Using a blue washable marker, I marked the quilt top, following the design that is visible underneath. I then pin basted the quilt top with Hobbs Heirloom Bleached batting and extra wide white tone-on-tone backing.

I used Presencia 100% cotton 50/3 thread for all the quilting in both the top and the bobbin. When I quilted the 1/2" grid (see below), I used the 60/3 thread in the top and 50/3 in the bobbin.

Following what I did, here's a suggested quilting order:

*Use a walking foot to stitch in the ditch all the seam lines between the blocks and the sashing. This firmly anchors the quilt.

*Next stitch the curves of the oval design, also with the walking foot.

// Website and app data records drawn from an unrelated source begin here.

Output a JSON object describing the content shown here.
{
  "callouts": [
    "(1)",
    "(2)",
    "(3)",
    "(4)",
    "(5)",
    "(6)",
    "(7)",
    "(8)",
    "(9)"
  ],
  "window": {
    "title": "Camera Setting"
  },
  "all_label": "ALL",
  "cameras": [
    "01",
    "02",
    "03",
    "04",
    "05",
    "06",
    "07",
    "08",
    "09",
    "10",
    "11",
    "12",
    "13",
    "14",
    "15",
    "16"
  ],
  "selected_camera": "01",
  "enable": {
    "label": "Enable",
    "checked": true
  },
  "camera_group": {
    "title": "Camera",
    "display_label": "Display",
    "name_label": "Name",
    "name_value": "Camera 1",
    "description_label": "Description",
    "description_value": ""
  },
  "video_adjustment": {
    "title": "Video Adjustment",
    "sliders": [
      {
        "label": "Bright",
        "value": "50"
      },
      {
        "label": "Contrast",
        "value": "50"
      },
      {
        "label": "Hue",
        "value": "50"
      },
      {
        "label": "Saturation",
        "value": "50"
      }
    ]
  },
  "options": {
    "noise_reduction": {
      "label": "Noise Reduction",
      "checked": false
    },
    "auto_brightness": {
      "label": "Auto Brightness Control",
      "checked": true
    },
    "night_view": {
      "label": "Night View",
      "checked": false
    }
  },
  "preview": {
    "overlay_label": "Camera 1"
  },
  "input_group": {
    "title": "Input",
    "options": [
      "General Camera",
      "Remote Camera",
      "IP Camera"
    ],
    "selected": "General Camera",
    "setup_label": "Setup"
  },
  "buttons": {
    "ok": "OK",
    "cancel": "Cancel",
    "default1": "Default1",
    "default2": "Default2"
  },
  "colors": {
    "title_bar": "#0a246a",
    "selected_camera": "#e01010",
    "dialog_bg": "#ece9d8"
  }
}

*With a darning foot, stitch around the Sunbonnet Sue applique design, taking care to stitch just between the applique and the background fabric and not on top of the applique, except when quilting around the top of the foot, bottom of the bonnet, and around the sleeve/hand. This helps keep the design from popping out, especially after washing/drying the quilt.

*Quilt a 1" grid in the setting triangles and the corners with a walking foot.

*Quilt a 1/2" grid in the background of the Sunbonnet Sue. I used the walking foot here too, although you can use a darning foot for ease in maneuvering around the applique.

It's best to mark the grids before layering the quilt. I contemplated a couple different designs for the background, such as McTavishing and a meandering line with flowers interspersed, before settling on grids. When in doubt, quilt a grid. It highlights applique beautifully and is an authentic design choice for Sunbonnet Sue.

I'm happy to say the quilt was finished in time for the holidays. Here is Sandy, the recipient of the quilt on Christmas morning with her mom, Betty. There is such joy to see it finished!

Copyright ©2010, Sharon Baggs